They can’t escape each other
Japanese and Chinese cannot escape from each other. They are intertwined. Japan has emerged as a lucrative market for China. Recent reports reveal that over 4.69 million Chinese tourists visited Japan in 2015 and they spent over US$ 12.6 billion. In Olympic 2020, over 10 million Chinese are expected to come to Tokyo. They will form quarter of 40 million tourists to watch Olympics. The number of Japanese visitors to China has gone to 2.6 million. This greatly steps down their differences and builds a momentum of trust between these two powerful nations in North East Asia.
China and Japan are adversaries. Both have deep-rooted historical differences. The Cold War further divided the two nations. The treaty of peace was signed on 12 August 1978, twenty-eight years after China’s liberation. Relations were normalised between them in 1972 when Japanese Prime Minister Kakuei Tanaka visited Peking and signed the joint communiqué. This was a good beginning.
China’s road to economic reforms and its opening of economy and its peace treaty with Japan coincided. It was an opportunity for both countries. Japan as a developed nation has much to offer to China and the latter’s road to reforms opened up a new chapter in their bilateral relations.

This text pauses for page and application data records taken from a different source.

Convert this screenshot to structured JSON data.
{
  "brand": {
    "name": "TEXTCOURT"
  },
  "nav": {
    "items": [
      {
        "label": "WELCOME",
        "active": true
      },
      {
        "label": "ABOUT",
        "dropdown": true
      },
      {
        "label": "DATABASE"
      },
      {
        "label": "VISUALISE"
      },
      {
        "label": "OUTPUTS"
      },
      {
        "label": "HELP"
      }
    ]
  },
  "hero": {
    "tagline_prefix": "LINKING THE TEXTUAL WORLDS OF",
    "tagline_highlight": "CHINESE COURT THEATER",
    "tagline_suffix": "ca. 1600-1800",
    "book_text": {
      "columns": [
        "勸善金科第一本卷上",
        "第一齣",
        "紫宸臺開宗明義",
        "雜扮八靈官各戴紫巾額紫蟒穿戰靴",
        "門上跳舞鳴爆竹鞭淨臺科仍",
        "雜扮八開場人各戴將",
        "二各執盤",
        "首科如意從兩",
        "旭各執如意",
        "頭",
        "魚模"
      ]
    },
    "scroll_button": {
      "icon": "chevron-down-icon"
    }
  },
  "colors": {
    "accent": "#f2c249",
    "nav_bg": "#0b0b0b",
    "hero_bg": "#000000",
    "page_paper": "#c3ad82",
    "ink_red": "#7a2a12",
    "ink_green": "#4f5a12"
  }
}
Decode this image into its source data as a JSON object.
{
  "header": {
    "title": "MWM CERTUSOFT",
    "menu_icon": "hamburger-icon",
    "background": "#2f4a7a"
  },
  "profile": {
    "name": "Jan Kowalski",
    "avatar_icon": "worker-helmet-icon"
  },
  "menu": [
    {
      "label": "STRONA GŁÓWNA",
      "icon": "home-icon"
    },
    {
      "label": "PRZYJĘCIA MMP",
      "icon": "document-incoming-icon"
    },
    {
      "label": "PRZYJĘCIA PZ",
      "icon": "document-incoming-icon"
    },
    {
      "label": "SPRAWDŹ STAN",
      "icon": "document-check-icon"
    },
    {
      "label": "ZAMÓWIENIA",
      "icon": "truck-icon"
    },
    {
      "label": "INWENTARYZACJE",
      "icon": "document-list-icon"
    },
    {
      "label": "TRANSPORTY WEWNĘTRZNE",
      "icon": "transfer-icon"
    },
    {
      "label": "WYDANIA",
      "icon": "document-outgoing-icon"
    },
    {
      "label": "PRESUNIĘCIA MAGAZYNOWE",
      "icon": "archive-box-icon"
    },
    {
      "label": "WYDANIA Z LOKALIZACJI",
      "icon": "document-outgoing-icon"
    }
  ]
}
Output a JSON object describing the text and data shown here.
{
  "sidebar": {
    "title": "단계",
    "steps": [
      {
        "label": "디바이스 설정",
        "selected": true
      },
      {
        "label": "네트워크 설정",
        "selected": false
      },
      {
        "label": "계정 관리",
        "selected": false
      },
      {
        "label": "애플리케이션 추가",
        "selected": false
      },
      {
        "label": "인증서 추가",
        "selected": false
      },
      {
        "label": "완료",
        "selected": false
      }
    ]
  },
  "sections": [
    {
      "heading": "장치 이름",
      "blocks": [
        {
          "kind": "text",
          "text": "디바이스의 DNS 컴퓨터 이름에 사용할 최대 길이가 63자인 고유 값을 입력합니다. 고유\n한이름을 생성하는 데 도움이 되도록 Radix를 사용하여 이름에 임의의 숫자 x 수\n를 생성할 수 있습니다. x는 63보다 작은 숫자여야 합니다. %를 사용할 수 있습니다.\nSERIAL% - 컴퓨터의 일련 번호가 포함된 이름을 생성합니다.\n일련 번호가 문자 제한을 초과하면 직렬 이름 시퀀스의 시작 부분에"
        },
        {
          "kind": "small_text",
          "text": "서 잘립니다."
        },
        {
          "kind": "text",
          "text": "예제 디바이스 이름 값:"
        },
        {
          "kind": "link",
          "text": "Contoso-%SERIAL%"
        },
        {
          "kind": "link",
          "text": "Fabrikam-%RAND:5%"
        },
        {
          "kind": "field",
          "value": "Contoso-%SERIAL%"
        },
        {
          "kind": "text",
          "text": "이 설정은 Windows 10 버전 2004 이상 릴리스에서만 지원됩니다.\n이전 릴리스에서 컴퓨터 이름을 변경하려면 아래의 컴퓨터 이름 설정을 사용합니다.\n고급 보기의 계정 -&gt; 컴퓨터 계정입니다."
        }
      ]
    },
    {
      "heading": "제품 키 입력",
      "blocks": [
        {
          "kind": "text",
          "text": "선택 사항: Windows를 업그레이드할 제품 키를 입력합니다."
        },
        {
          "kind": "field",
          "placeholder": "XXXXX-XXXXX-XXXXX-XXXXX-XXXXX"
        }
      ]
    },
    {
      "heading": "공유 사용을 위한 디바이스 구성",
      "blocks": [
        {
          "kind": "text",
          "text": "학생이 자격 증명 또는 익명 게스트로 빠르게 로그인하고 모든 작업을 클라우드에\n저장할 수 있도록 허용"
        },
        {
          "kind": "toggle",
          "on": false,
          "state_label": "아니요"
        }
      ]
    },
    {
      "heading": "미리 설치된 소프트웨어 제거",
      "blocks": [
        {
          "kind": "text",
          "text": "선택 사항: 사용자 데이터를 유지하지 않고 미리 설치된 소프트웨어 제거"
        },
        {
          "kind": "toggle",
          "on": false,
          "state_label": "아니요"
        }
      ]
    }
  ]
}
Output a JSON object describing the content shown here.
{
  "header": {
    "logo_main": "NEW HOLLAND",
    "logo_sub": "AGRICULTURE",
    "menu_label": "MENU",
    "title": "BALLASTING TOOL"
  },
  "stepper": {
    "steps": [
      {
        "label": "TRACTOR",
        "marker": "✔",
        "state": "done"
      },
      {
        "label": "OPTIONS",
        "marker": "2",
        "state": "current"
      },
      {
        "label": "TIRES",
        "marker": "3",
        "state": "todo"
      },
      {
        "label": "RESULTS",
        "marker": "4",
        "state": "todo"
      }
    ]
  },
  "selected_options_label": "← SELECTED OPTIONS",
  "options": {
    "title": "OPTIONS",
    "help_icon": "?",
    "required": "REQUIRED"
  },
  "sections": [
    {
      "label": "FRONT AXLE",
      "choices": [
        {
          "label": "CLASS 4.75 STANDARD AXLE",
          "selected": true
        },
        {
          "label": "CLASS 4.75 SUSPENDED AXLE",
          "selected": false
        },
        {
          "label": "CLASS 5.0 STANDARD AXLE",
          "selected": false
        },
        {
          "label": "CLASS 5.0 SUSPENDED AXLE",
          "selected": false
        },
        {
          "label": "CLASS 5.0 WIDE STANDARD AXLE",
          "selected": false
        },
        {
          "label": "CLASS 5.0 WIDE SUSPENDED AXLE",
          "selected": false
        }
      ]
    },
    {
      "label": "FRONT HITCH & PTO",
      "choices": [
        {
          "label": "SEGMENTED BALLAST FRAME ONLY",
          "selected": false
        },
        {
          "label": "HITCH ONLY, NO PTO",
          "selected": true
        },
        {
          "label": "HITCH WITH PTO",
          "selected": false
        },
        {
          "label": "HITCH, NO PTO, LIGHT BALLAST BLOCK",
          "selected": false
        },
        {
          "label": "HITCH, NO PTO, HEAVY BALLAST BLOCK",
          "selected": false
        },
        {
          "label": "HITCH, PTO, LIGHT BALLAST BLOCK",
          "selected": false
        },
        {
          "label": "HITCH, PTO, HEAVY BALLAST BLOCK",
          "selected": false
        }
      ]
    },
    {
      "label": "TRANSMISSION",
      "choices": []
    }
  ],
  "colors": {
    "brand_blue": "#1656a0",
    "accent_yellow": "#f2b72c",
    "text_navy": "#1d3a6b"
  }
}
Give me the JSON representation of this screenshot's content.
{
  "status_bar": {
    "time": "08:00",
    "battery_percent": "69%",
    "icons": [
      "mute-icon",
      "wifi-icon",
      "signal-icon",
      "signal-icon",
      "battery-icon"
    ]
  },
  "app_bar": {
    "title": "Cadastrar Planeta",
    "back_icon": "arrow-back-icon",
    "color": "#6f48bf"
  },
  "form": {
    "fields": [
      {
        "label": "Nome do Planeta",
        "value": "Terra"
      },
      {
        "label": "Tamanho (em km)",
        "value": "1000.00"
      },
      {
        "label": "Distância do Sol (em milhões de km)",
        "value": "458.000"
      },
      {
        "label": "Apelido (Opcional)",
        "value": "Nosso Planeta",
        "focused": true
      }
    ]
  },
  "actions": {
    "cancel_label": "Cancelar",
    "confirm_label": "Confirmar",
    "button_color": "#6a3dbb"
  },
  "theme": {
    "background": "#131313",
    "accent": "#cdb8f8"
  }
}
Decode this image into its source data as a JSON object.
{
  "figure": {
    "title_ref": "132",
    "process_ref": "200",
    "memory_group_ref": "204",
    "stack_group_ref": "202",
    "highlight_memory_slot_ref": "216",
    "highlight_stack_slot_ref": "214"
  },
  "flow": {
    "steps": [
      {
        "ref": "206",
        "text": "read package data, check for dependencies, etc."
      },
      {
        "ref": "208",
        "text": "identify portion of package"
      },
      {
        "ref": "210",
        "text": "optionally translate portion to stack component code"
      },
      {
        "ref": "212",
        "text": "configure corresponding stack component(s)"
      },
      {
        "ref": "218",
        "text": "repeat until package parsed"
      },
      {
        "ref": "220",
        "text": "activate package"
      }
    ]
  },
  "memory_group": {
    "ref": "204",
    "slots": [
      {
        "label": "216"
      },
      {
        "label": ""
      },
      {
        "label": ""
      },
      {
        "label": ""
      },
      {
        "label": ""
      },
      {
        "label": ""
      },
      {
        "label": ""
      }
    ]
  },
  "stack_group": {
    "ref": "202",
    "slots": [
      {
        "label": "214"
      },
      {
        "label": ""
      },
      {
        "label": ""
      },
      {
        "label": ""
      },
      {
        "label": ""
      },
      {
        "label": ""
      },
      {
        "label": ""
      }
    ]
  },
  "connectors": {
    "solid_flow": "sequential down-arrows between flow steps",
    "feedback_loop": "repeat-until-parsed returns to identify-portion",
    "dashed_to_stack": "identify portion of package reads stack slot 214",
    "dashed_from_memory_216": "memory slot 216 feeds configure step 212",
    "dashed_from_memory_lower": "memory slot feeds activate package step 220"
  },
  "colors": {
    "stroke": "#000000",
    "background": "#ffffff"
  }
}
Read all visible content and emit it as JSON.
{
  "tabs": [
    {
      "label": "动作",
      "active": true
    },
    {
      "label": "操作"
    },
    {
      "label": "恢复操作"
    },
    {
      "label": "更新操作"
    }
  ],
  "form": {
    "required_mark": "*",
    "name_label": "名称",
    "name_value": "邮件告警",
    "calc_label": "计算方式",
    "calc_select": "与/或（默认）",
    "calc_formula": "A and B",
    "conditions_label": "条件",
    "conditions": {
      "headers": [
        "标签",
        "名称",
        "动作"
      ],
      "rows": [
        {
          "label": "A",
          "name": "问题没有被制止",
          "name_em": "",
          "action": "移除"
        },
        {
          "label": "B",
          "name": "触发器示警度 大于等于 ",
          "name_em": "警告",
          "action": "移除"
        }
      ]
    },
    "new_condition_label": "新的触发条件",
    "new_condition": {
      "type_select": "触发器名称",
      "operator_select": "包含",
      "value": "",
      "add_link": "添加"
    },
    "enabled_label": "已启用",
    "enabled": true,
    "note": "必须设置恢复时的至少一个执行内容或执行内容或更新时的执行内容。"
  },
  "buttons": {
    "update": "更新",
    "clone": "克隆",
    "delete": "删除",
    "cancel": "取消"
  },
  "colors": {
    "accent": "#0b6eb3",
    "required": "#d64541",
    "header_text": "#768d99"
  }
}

China could instantly learn from Japanese experience. “Made in China” was the result of “Made in Japan”. Mammoth Japanese investment poured into China.
Measures to counter each other would also go away gradually, which has risen after the 2010 Senkaku/Diaoyu clash. Japan nationalized these Islands in 2012, triggering a strong protest by China. Public protest damaged business, which has gone down. Bilateral trade has rather decreased to US$ 278.6 billion last year. Japanese investment in China also shrunk.
Since the 1980s, the cumulative Japanese inflow of investment into China had been US$ 102 billion. This spurred dynamic growth in China and made it competitive in many sectors. Following political mishaps and tightening control by Chinese Government on capital transactions, Japanese firms are adversely impacted. In 2014, Japanese investment in China was shrunk by 38.8 percent, followed by 29 percent in 2015.
Bilateralism normalisation achieved in the 1970s, was badly affected by territorial claim and counter-claim by each side since 2010. As emotional nationalism rose, Japan conservative political alliance and leaders’ repeated visits to the Yasukuni shrine in Tokyo, sent negative message to Beijing. Bilateral high-level visits were cut-off since 2010.
Both nations should re-establish diplomatic good-will connection as worked in the three decades proceeding diplomatic normalisation. Both nations much have to offer to each other. China is now second largest global economy and developing ties strong ties with the nations across Asia and Europe under the Silk Road initiative.
Japan is the third largest global economy. Together they could offer a lot. Together, they formed the biggest global outcome than the United States and Europe. In 2014, the formed the world’s largest trading partnership of US$ 340 billion after China-US and China-Hong Kong trade.
The meeting between the Chinese foreign Minister Wang Yi and his Japanese counterpart Fumio Kishida held on 30 April in Beijing could lead toward building more trust between the two nations. Within conservative Liberal-Democratic Party, Kishida heads the China-friendly faction. Prime Minister Shinzo Abe’s anti-China rhetoric has not ended yet.
Kishida’s visit is considered an important factor in normalising Japan’s ties with China at this point in time. Beijing-based influential Global Times writes on 3 May “as long as Abe holds to his ruling principles, Japan’s double-dealing in its relations with China will be unlikely to end”. Kishida made a breakthrough and Japan’s harsh attitude toward China might change.
Kishida’s visit resolved around to improve fraying Sino-Japanese ties as put forward by The Japan Times on 25 April. Efforts have been initiated by Kishida to repair damaged ties. A new relationship might be formed. Amid tension in the Sea China Sea, Kishida has shown that Japan is interested in talks in resolving issues. China urged “Japan to walk the talk on improving ties” as stated by the Chinese Foreign Ministry while commenting on the speech of Kishida delivered in Tokyo on 25 April before coming to Beijing.
Both countries interest largely diverse on South China Sea, economic activities is, however, greatly welcome. “Seikei Buneri” policy (separation of politics and economy) as devised by Japan in 1950s to promote economic interests without touching down strategic issues might work to boost economic ties between China and Japan. The issues of South China Sea might be taken up sometime later after improved relations and trust was built up.
A relationship based upon firmed foundation meeting the dynamics of the new era is the need of the hour in Asia-Pacific’s geo-political realities. Kishida has realised that at least. Hope others in the LDP might be convinced. These powerful neighbours need to accommodate each other to built peace in Asia-Pacific.
The writer is a Senior Research Fellow at the Institute of Strategic Studies Islamabad. He writes on East Asian affairs.